Top Apple processor designer Gerard Williams left Apple in February to helm the startup. Apple is suing him for breach of contract.
Gerard Williams presided over the creation of Apple’s iPhone and iPad processors. When he bolted from Apple early in 2018 to become CEO of a startup processor company, he was tempting fate, given how common it is for corporations to induce employees to sign non-compete agreements. Unsurprisingly, fate just came calling in the form of a lawsuit against Williams from his former employer, charging him with breach of contract.
Williams left Apple in February to join Nuvia, which just emerged from stealth with news of having attracted $53 million in venture funding. The company expects to create processors for servers used in data centers, competing directly with Intel.
The company has provided scant other technical details, but many of the high-profile engineers it has hired have a lot of experience designing chips with Arm cores. That could be a coincidence, but probably not.

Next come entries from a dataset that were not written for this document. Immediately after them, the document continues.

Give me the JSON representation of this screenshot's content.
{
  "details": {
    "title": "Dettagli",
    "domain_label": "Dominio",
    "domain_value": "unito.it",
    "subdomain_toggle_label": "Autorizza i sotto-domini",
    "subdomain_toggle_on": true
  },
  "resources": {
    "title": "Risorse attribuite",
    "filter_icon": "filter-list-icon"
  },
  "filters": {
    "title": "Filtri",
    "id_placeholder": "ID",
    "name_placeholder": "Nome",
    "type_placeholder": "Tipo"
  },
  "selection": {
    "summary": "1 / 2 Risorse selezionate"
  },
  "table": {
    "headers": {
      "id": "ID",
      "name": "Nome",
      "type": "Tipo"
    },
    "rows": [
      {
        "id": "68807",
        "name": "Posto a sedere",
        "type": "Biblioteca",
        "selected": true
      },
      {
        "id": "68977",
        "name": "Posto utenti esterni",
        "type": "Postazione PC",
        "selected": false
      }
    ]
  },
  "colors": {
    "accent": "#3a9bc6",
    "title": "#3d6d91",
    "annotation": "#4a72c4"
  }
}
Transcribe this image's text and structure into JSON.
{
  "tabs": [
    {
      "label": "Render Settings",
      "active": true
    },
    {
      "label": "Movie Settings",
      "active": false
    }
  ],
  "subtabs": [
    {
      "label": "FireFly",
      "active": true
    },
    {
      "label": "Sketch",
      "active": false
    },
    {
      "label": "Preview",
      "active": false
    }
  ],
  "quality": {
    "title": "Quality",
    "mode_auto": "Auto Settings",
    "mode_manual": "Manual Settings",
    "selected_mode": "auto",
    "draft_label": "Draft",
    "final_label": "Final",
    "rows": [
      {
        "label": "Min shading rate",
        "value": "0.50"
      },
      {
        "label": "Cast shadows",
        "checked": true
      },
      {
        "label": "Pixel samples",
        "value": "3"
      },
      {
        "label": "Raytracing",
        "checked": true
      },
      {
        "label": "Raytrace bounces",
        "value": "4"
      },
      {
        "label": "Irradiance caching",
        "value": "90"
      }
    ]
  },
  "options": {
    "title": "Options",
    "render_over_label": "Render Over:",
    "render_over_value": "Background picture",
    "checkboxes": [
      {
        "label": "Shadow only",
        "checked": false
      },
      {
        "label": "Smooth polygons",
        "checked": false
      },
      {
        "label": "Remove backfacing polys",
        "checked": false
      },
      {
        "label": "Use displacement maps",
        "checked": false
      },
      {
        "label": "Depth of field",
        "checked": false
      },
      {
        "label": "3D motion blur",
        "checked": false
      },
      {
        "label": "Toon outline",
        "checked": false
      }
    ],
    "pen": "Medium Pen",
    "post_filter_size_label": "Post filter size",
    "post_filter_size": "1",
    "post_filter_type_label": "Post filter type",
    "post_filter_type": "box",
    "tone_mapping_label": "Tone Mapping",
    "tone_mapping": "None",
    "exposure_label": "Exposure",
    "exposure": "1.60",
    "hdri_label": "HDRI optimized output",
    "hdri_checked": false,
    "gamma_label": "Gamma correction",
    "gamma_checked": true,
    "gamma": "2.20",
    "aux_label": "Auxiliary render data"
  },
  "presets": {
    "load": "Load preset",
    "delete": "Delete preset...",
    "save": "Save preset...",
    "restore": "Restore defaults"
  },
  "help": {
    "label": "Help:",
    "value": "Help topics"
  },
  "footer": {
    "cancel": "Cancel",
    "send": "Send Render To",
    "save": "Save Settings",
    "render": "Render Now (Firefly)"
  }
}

Apple’s lawsuit filed in August alleged Williams hid the fact he was preparing to leave Apple to start his own business while still working at Apple, and that he drew on his work in steering iPhone processor design to create his new company.
Apple is additionally charging Williams with luring away other Apple engineers, also allegedly in breach of his contract.
“Unfortunately, rather than exploiting the technology he was working on for Apple, Williams secretly considered how he could take an opportunity to exploit that technology from Apple,” according to the court document filed by Apple. “Williams boasted about starting a new company with technology that he was working on at Apple, that he believed Apple ‘needed’ and that he believed Apple would have no choice but to purchase.”
Williams “demurred” in a legal response his lawyers filed in November with the Superior Court of California in Santa Clara. Apple’s claims, Williams’ lawyers say, are not enforceable under California law. Furthermore, he isn’t guilty of what he was accused of anyway.
Williams has a hearing set for Jan. 21 to try to get the case dismissed. Williams and his lawyers claim Apple’s lawsuit is “desperate effort to shut down lawful employment by a former employee.”
Nuvia was unable to respond to questions after business hours last night.